Provided data: Begin
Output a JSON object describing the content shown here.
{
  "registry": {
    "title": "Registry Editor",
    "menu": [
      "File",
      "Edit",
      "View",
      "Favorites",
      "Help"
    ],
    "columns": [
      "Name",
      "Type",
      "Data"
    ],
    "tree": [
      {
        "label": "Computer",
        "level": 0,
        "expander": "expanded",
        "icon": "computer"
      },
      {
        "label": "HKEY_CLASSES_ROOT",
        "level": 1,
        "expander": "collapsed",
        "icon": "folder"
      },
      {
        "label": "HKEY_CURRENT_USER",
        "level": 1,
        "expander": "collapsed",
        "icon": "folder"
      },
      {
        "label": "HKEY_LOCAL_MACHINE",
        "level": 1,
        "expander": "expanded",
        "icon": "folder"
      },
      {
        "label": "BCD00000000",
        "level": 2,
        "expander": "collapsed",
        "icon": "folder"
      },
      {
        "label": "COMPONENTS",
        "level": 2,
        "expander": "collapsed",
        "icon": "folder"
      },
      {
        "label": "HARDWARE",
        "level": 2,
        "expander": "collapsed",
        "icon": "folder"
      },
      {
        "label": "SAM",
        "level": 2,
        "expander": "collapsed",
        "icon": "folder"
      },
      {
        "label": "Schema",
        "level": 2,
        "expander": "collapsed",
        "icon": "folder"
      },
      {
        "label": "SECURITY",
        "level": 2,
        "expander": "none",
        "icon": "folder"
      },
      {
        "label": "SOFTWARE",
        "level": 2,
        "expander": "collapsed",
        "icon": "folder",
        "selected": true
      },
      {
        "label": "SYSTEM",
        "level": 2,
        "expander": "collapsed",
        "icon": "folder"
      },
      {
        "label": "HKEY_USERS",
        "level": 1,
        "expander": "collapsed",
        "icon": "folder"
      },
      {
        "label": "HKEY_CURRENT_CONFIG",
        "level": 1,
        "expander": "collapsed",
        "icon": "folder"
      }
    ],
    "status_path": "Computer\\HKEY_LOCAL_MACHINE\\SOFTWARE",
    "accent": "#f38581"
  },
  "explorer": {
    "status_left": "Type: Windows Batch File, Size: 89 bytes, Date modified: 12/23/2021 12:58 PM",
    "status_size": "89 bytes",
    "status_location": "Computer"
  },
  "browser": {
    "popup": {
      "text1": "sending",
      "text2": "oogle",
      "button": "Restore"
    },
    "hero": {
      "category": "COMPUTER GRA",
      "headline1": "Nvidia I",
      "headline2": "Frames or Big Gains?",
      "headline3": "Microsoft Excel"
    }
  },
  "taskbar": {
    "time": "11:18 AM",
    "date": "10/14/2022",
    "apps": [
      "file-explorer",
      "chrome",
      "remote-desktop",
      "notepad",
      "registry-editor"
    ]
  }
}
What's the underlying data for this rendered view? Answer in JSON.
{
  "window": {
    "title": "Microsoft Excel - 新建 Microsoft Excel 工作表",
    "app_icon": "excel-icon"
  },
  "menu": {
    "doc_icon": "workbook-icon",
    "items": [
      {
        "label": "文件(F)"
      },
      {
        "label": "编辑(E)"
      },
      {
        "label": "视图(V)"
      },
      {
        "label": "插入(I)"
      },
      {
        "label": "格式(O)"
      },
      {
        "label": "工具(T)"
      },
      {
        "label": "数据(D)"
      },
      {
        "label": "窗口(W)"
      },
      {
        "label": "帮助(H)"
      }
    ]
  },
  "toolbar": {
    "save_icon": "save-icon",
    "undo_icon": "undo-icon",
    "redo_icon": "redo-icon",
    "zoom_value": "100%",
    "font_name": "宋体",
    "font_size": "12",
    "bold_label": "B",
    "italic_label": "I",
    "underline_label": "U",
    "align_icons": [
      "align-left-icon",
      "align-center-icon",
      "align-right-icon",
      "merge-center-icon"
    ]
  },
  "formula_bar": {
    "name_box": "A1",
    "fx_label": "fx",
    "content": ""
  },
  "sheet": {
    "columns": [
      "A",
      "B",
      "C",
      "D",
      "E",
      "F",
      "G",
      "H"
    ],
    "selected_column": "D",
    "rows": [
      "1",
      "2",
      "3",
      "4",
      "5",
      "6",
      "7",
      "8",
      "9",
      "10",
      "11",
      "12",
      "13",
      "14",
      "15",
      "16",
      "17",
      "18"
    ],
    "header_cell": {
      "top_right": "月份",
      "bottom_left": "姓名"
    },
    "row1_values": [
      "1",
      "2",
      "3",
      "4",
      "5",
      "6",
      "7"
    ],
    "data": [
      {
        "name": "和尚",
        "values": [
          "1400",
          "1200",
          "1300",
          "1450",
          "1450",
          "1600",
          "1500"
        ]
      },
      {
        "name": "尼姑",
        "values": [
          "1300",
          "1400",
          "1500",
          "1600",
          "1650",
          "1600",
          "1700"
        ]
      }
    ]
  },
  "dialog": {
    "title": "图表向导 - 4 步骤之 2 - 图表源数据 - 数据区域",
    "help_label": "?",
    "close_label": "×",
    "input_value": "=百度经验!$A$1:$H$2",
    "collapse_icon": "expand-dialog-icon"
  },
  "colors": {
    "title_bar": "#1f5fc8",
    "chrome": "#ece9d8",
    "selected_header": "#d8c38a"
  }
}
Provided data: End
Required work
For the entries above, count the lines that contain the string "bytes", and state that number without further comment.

Your response
2